The EFL “are not standing in the way of Bury’s survival”, according to interim chief executive Debbie Jevans.

Shakers owner Steve Dale said the governing body was “working against” the beleaguered League One club.

The game with MK Dons was called off on Monday as the EFL said Bury failed to show evidence of financial viability.

Jevans told BBC Radio Manchester: “We want to see that players have been paid and we want to see assurance of funding the club can be run for the season.”

She added: “It’s simply not true we’re standing in their way. We are here 24 hours a day to work with him but it is up to him to provide the information that is required.”

Jevans confirmed Bury’s trip to Accrington on Saturday, 10 August, would be suspended if Dale failed to meet the deadline of 12:00 BST on Friday to provide evidence on how the club will be funded.

She remains hopeful that there will be no need to call off Bolton’s opening game of the season at Wycombe, with a takeover “very close” to being completed.

Wanderers, who, like Bury, will start the season with a 12-point deduction, are set to be taken over by Football Ventures (Whites) Limited.

“We are looking at this in a very positive way. We are looking to get to a point where that match can go ahead,” she said.

“We have been assured by the information that we have and we are getting to the point where we can complete the formal documentation.”
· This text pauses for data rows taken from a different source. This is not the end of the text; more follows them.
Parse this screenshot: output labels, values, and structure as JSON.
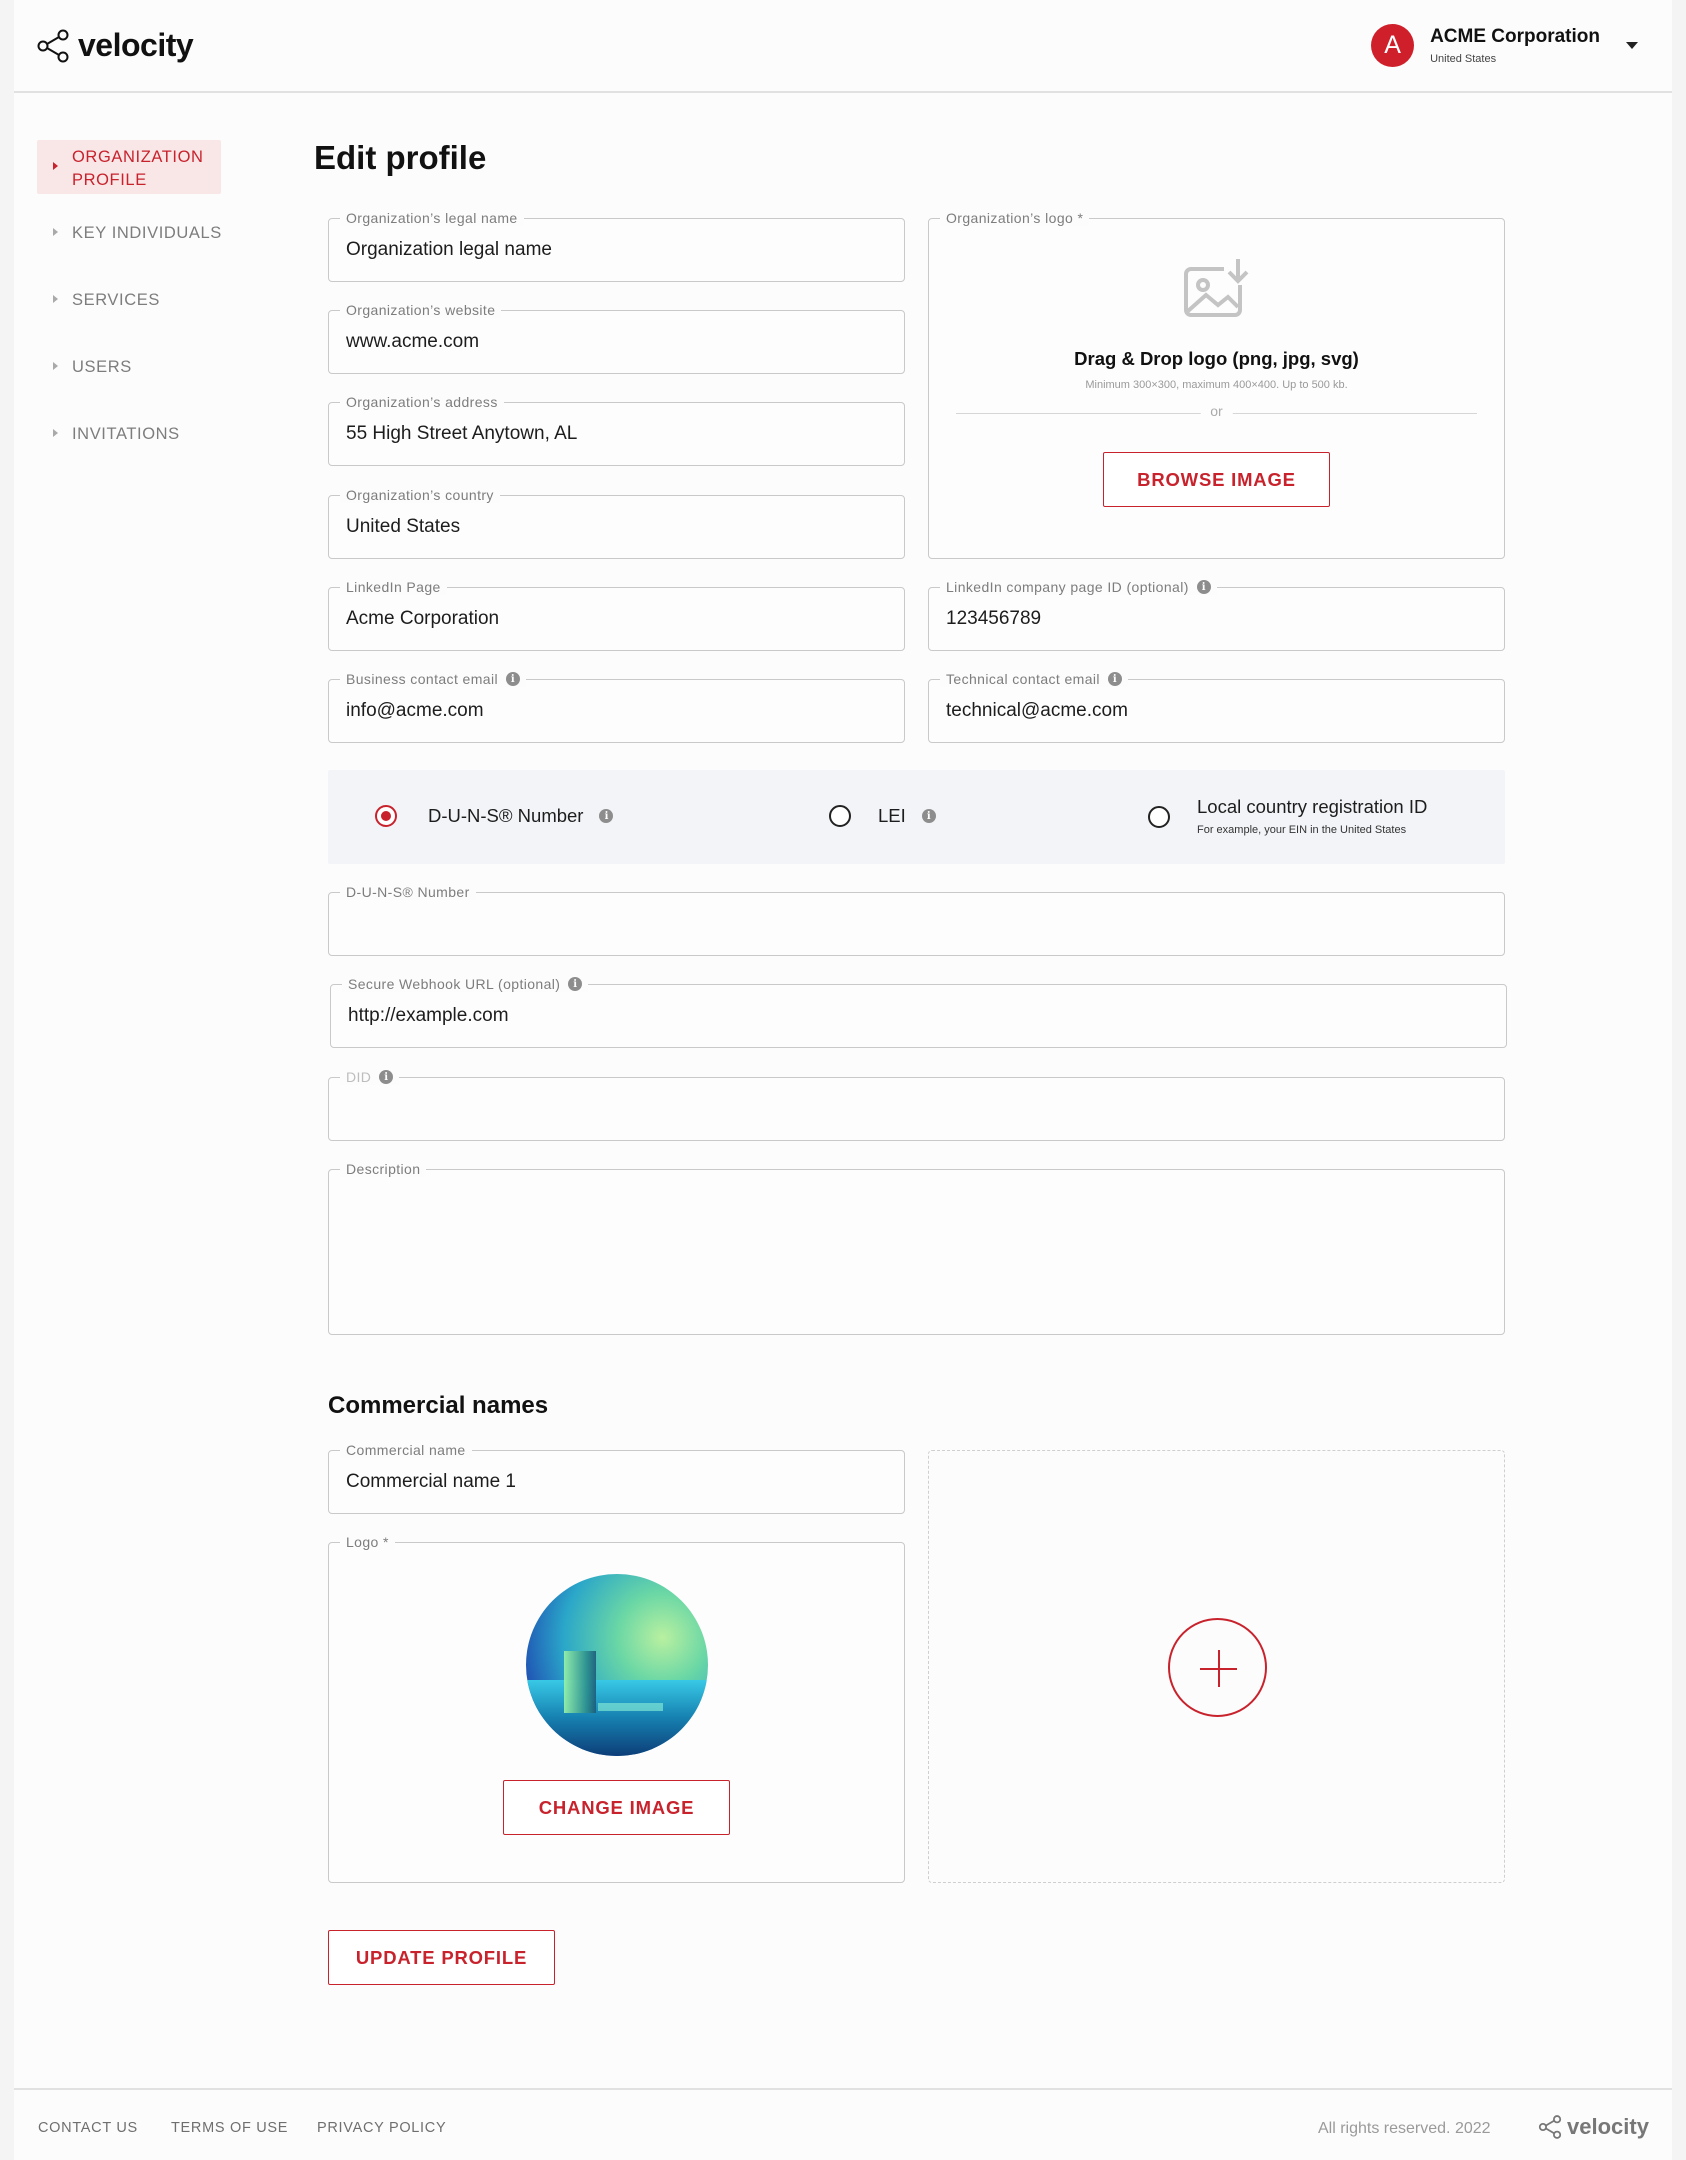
{
  "header": {
    "brand": "velocity",
    "account": {
      "initial": "A",
      "name": "ACME Corporation",
      "country": "United States"
    }
  },
  "sidebar": {
    "items": [
      {
        "label": "ORGANIZATION PROFILE",
        "active": true
      },
      {
        "label": "KEY INDIVIDUALS"
      },
      {
        "label": "SERVICES"
      },
      {
        "label": "USERS"
      },
      {
        "label": "INVITATIONS"
      }
    ]
  },
  "page": {
    "title": "Edit profile"
  },
  "form": {
    "legal_name": {
      "label": "Organization’s legal name",
      "value": "Organization legal name"
    },
    "website": {
      "label": "Organization’s website",
      "value": "www.acme.com"
    },
    "address": {
      "label": "Organization’s address",
      "value": "55 High Street Anytown, AL"
    },
    "country": {
      "label": "Organization’s country",
      "value": "United States"
    },
    "linkedin": {
      "label": "LinkedIn Page",
      "value": "Acme Corporation"
    },
    "linkedin_id": {
      "label": "LinkedIn company page ID (optional)",
      "value": "123456789"
    },
    "business_email": {
      "label": "Business contact email",
      "value": "info@acme.com"
    },
    "technical_email": {
      "label": "Technical contact email",
      "value": "technical@acme.com"
    },
    "logo": {
      "label": "Organization’s logo *",
      "drop_title": "Drag & Drop logo (png, jpg, svg)",
      "drop_sub": "Minimum 300×300, maximum 400×400. Up to 500 kb.",
      "or": "or",
      "browse": "BROWSE IMAGE"
    },
    "id_types": {
      "duns": "D-U-N-S® Number",
      "lei": "LEI",
      "local": "Local country registration ID",
      "local_sub": "For example, your EIN in the United States",
      "selected": "duns"
    },
    "duns_number": {
      "label": "D-U-N-S® Number",
      "value": ""
    },
    "webhook": {
      "label": "Secure Webhook URL  (optional)",
      "value": "http://example.com"
    },
    "did": {
      "label": "DID",
      "value": ""
    },
    "description": {
      "label": "Description",
      "value": ""
    }
  },
  "commercial": {
    "title": "Commercial names",
    "name": {
      "label": "Commercial name",
      "value": "Commercial name 1"
    },
    "logo": {
      "label": "Logo *",
      "change": "CHANGE IMAGE"
    }
  },
  "actions": {
    "update": "UPDATE PROFILE"
  },
  "footer": {
    "links": [
      "CONTACT US",
      "TERMS OF USE",
      "PRIVACY POLICY"
    ],
    "copyright": "All rights reserved. 2022",
    "brand": "velocity"
  },
  "colors": {
    "accent": "#c8232d",
    "avatar": "#cf1f2a",
    "band": "#f3f4f8"
  },
  "icons": [
    "share-logo-icon",
    "image-upload-icon",
    "info-icon",
    "plus-icon",
    "chevron-down-icon"
  ]
}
‘The Premier League does support EFL clubs’

Burton Albion boss Nigel Clough has called on the Premier League to do more to boost the finances of clubs in the EFL.
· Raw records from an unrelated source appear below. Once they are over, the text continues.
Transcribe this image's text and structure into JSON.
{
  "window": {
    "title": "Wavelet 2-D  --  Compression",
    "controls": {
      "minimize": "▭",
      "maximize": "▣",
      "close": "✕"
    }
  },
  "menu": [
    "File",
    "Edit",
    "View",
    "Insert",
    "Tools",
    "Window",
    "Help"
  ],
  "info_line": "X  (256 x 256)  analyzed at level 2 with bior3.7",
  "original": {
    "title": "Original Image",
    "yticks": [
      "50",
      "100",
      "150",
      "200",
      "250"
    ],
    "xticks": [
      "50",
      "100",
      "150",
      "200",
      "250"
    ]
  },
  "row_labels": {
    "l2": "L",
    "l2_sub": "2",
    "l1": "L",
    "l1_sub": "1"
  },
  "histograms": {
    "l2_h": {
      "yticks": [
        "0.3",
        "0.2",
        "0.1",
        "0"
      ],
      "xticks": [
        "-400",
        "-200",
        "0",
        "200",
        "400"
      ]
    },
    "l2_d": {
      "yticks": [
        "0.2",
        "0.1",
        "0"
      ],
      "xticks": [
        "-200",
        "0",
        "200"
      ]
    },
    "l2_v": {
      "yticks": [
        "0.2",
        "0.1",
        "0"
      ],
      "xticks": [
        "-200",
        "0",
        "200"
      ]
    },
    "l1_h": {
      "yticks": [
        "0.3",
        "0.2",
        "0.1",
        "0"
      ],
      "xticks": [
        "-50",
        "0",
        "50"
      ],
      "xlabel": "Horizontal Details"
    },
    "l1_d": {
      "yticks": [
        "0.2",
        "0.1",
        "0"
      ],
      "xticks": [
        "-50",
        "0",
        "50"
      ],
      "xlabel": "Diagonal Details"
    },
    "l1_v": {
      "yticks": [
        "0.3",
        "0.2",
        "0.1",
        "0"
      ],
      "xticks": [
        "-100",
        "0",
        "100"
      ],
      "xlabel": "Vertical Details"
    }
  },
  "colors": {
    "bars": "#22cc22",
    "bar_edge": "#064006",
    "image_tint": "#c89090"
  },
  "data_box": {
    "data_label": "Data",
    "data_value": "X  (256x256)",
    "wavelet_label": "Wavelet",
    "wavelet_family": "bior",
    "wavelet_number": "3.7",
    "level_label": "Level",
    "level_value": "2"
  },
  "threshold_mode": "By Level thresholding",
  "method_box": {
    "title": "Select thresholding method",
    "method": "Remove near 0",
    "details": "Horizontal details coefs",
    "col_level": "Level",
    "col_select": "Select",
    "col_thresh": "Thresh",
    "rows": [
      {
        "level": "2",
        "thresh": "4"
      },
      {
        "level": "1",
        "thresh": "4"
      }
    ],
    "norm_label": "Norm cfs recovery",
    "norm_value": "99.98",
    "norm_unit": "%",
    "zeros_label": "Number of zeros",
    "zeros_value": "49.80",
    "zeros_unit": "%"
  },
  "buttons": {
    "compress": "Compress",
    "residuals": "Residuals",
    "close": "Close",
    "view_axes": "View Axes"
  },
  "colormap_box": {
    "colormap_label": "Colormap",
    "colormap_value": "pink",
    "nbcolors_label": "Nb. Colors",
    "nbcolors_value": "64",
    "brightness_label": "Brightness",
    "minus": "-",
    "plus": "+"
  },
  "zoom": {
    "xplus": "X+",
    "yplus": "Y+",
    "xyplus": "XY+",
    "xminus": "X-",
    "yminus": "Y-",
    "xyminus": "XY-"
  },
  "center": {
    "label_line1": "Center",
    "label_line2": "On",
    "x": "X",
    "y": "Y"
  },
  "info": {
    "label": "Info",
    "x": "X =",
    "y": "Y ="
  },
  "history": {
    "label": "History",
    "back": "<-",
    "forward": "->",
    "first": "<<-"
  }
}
He told BBC Sport that the league, the richest in the world, “has a responsibility to the rest of football”.

However, Jevans says she is “comfortable” with the amount of money that comes down to clubs in the EFL.

“The Premier League has a job to do. It’s an immensely successful league. It does support our clubs through solidarity payments and it also supports the grassroots through the Football Foundation,” she said.

“The Premier League does a lot – it gets headlines because of amount of money there is. It generates revenue but does support our clubs and we shouldn’t forget what they do already.

“You can always say someone can do more. The Premier League has its own business to run. We work collaboratively across a number of areas and I’m very comfortable with that.”